However, in spite of all this alleged activity there has, to date, been only one prosecution of a ‘trafficker’ – a Hungarian by the name of Matyas Pis in 2012.
Pis was not involved with any organised crime gang and the women he ‘trafficked’ were two Czech prostitutes that flew of their own volition to Belfast to operate out of a city centre apartment that they rented from Pis.
Second, Lord Morrow claims that critics of his Bill (myself included) have focused on Clause 4, that criminalises the payment for sex to the exclusion of other aspects of his proposals. However, if we have done so it is because it is this aspect that he has talked up himself.
Lord Morrow fundamentally misjudges the nature of sex work. Some women are forced into prostitution undoubtedly, some women do it through choice, but the overwhelming majority do it out of necessity.
Simply assuming that all female sex workers represent a homogenous group and that prostitution can simply be eliminated by a ‘big stick’ approach is fanciful at best. At worst, it runs the risk of further marginalising already-marginalised women.
Third, Lord Morrow cites the ‘success’ of the so-called Swedish model that introduced a law criminalising the payment for sex more than a decade ago.
This has been trumpeted by the Swedish government, some feminists and religious groups as having been “a remarkable success”. A growing body of research evidence, however, suggests that it has been no such thing.
Early reports were based on a severely limited English language translation of the Swedish government’s initial evaluation.

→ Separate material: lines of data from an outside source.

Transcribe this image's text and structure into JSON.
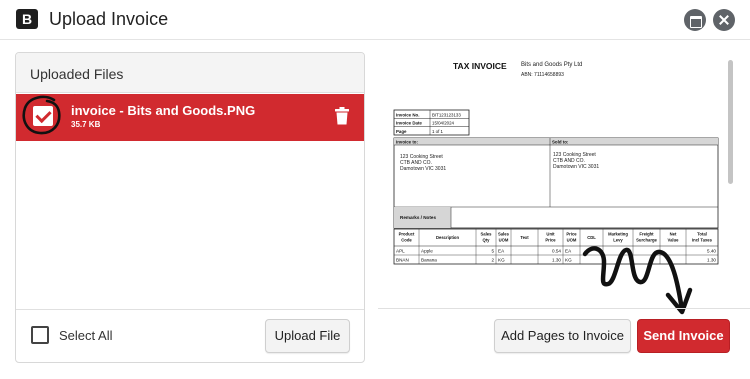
{
  "dialog": {
    "logo_letter": "B",
    "title": "Upload Invoice"
  },
  "files_panel": {
    "heading": "Uploaded Files",
    "files": [
      {
        "name": "invoice - Bits and Goods.PNG",
        "size": "35.7 KB",
        "selected": true
      }
    ],
    "select_all_label": "Select All",
    "upload_button": "Upload File"
  },
  "preview": {
    "doc_title": "TAX INVOICE",
    "company": "Bits and Goods Pty Ltd",
    "abn": "ABN: 71114658893",
    "meta": [
      {
        "label": "Invoice No.",
        "value": "BIT123123133"
      },
      {
        "label": "Invoice Date",
        "value": "15/04/2024"
      },
      {
        "label": "Page",
        "value": "1 of 1"
      }
    ],
    "invoice_to_label": "Invoice to:",
    "sold_to_label": "Sold to:",
    "invoice_to": [
      "123 Cooking Street",
      "CTB AND CO.",
      "Damotown VIC 3031"
    ],
    "sold_to": [
      "123 Cooking Street",
      "CTB AND CO.",
      "Damotown VIC 3031"
    ],
    "remarks_label": "Remarks / Notes",
    "columns": [
      "Product Code",
      "Description",
      "Sales Qty",
      "Sales UOM",
      "Text",
      "Unit Price",
      "Price UOM",
      "CDL",
      "Marketing Levy",
      "Freight Surcharge",
      "Net Value",
      "Total Incl Taxes"
    ],
    "rows": [
      [
        "APL",
        "Apple",
        "5",
        "EA",
        "",
        "0.54",
        "EA",
        "",
        "",
        "",
        "",
        "5.40"
      ],
      [
        "BNAN",
        "Banana",
        "2",
        "KG",
        "",
        "1.30",
        "KG",
        "",
        "",
        "",
        "",
        "1.30"
      ]
    ]
  },
  "footer": {
    "add_pages_button": "Add Pages to Invoice",
    "send_button": "Send Invoice"
  },
  "colors": {
    "accent": "#d12a2f",
    "header_icons": "#5f6368"
  },
  "icons": {
    "minimize": "window-minimize-icon",
    "close": "close-icon",
    "trash": "trash-icon",
    "checkbox": "checkbox-icon"
  }
}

The actual Swedish language evaluation suggested the government did not know if the law had been successful or not.
However, Lord Morrow repeats the (false) mantra that the Swedish law “reduced” prostitution by 50%. As an academic criminologist, I am not aware of any legislative development in the social policy arena that would result in a 50% reduction in anything. It simply does not happen.
What he further neglects to mention is that the original report stated “may have reduced” and made explicit reference to “street” prostitution. All the Swedish law did was displace prostitution from the street into hotel rooms.
Finally, Lord Morrow’s Bill is the place where radical feminism meets far-Right Christian fundamentalism. Lord Morrow does not mention it, but it seems that his Bill is sponsored (or at least actively promoted) by CARE – Christian Action Research and Education – that promotes the Bill on its website.
CARE has been described as a “far-Right Christian group” and has attracted considerable controversy for its stance on homosexuality, abortion, stem-cell research, faith schools and creationism.
I cannot help but feel that there is another, more insidious agenda to this Bill; one that is tied up with ideology, rather than the interests of actual victims.
The issue of trafficking is a potentially serious one. However, it is one that will not be solved by knee-jerk policy responses and ill thought through legislation.
The Department of Justice needs to commission research – rather than endlessly recycle dubious PSNI data – and, more fundamentally, it would actually benefit from speaking to some of the women involved in sex work.
For all the talk about women involved in the sex industry as “victims”, there is no apparent appetite for actually speaking with them in order to assess what the real issues are.